* WHAT THE TASK REQUIRES
Repeat the data exactly. Pictures stay out.

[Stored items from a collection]

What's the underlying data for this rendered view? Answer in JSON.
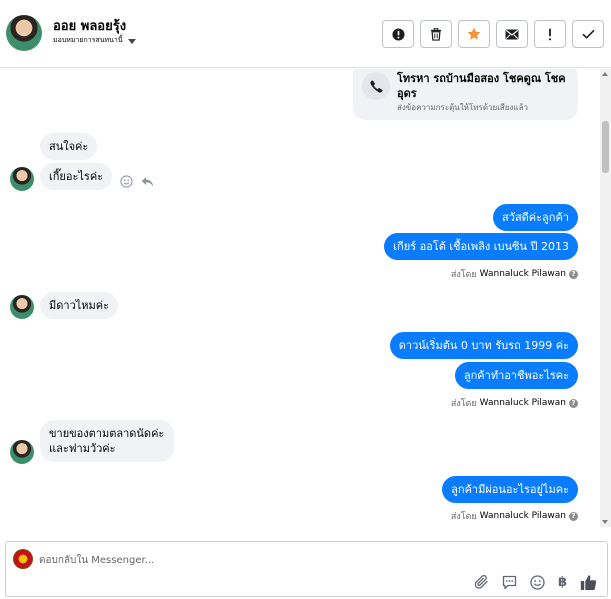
{
  "header": {
    "contact_name": "ออย พลอยรุ้ง",
    "assign_label": "มอบหมายการสนทนานี้",
    "actions": [
      {
        "name": "mark-spam",
        "icon": "alert-circle-icon"
      },
      {
        "name": "delete",
        "icon": "trash-icon"
      },
      {
        "name": "star",
        "icon": "star-icon"
      },
      {
        "name": "mark-unread",
        "icon": "envelope-icon"
      },
      {
        "name": "follow-up",
        "icon": "exclamation-icon"
      },
      {
        "name": "mark-done",
        "icon": "checkmark-icon"
      }
    ],
    "star_color": "#f7923a"
  },
  "thread": {
    "call_card": {
      "title": "โทรหา รถบ้านมือสอง โชคดูณ โชคอุดร",
      "subtitle": "ส่งข้อความกระตุ้นให้โทรด้วยเสียงแล้ว"
    },
    "messages": [
      {
        "dir": "in",
        "text": "สนใจค่ะ"
      },
      {
        "dir": "in",
        "text": "เกี๊ยอะไรค่ะ"
      },
      {
        "dir": "out",
        "text": "สวัสดีค่ะลูกค้า"
      },
      {
        "dir": "out",
        "text": "เกียร์ ออโต้  เชื้อเพลิง เบนซิน  ปี 2013"
      },
      {
        "dir": "in",
        "text": "มีดาวไหมค่ะ"
      },
      {
        "dir": "out",
        "text": "ดาวน์เริ่มต้น 0 บาท รับรถ 1999 ค่ะ"
      },
      {
        "dir": "out",
        "text": "ลูกค้าทำอาชีพอะไรคะ"
      },
      {
        "dir": "in",
        "text": "ขายของตามตลาดนัดค่ะ และฟามวัวค่ะ"
      },
      {
        "dir": "out",
        "text": "ลูกค้ามีผ่อนอะไรอยู่ไมคะ"
      }
    ],
    "sent_by": [
      {
        "prefix": "ส่งโดย",
        "name": "Wannaluck Pilawan"
      },
      {
        "prefix": "ส่งโดย",
        "name": "Wannaluck Pilawan"
      },
      {
        "prefix": "ส่งโดย",
        "name": "Wannaluck Pilawan"
      }
    ],
    "message_tools": [
      "smile-icon",
      "reply-arrow-icon"
    ],
    "bubble_out_color": "#0a7cff",
    "bubble_in_color": "#f0f2f5"
  },
  "composer": {
    "placeholder": "ตอบกลับใน Messenger...",
    "tools": [
      "paperclip-icon",
      "saved-reply-icon",
      "emoji-icon",
      "baht-icon",
      "thumbs-up-icon"
    ],
    "baht_symbol": "฿"
  }
}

* SOLUTION FOR THIS PROBLEM
What's the underlying data for this rendered view? Answer in JSON.
{
  "header": {
    "contact_name": "ออย พลอยรุ้ง",
    "assign_label": "มอบหมายการสนทนานี้",
    "actions": [
      {
        "name": "mark-spam",
        "icon": "alert-circle-icon"
      },
      {
        "name": "delete",
        "icon": "trash-icon"
      },
      {
        "name": "star",
        "icon": "star-icon"
      },
      {
        "name": "mark-unread",
        "icon": "envelope-icon"
      },
      {
        "name": "follow-up",
        "icon": "exclamation-icon"
      },
      {
        "name": "mark-done",
        "icon": "checkmark-icon"
      }
    ],
    "star_color": "#f7923a"
  },
  "thread": {
    "call_card": {
      "title": "โทรหา รถบ้านมือสอง โชคดูณ โชคอุดร",
      "subtitle": "ส่งข้อความกระตุ้นให้โทรด้วยเสียงแล้ว"
    },
    "messages": [
      {
        "dir": "in",
        "text": "สนใจค่ะ"
      },
      {
        "dir": "in",
        "text": "เกี๊ยอะไรค่ะ"
      },
      {
        "dir": "out",
        "text": "สวัสดีค่ะลูกค้า"
      },
      {
        "dir": "out",
        "text": "เกียร์ ออโต้  เชื้อเพลิง เบนซิน  ปี 2013"
      },
      {
        "dir": "in",
        "text": "มีดาวไหมค่ะ"
      },
      {
        "dir": "out",
        "text": "ดาวน์เริ่มต้น 0 บาท รับรถ 1999 ค่ะ"
      },
      {
        "dir": "out",
        "text": "ลูกค้าทำอาชีพอะไรคะ"
      },
      {
        "dir": "in",
        "text": "ขายของตามตลาดนัดค่ะ และฟามวัวค่ะ"
      },
      {
        "dir": "out",
        "text": "ลูกค้ามีผ่อนอะไรอยู่ไมคะ"
      }
    ],
    "sent_by": [
      {
        "prefix": "ส่งโดย",
        "name": "Wannaluck Pilawan"
      },
      {
        "prefix": "ส่งโดย",
        "name": "Wannaluck Pilawan"
      },
      {
        "prefix": "ส่งโดย",
        "name": "Wannaluck Pilawan"
      }
    ],
    "message_tools": [
      "smile-icon",
      "reply-arrow-icon"
    ],
    "bubble_out_color": "#0a7cff",
    "bubble_in_color": "#f0f2f5"
  },
  "composer": {
    "placeholder": "ตอบกลับใน Messenger...",
    "tools": [
      "paperclip-icon",
      "saved-reply-icon",
      "emoji-icon",
      "baht-icon",
      "thumbs-up-icon"
    ],
    "baht_symbol": "฿"
  }
}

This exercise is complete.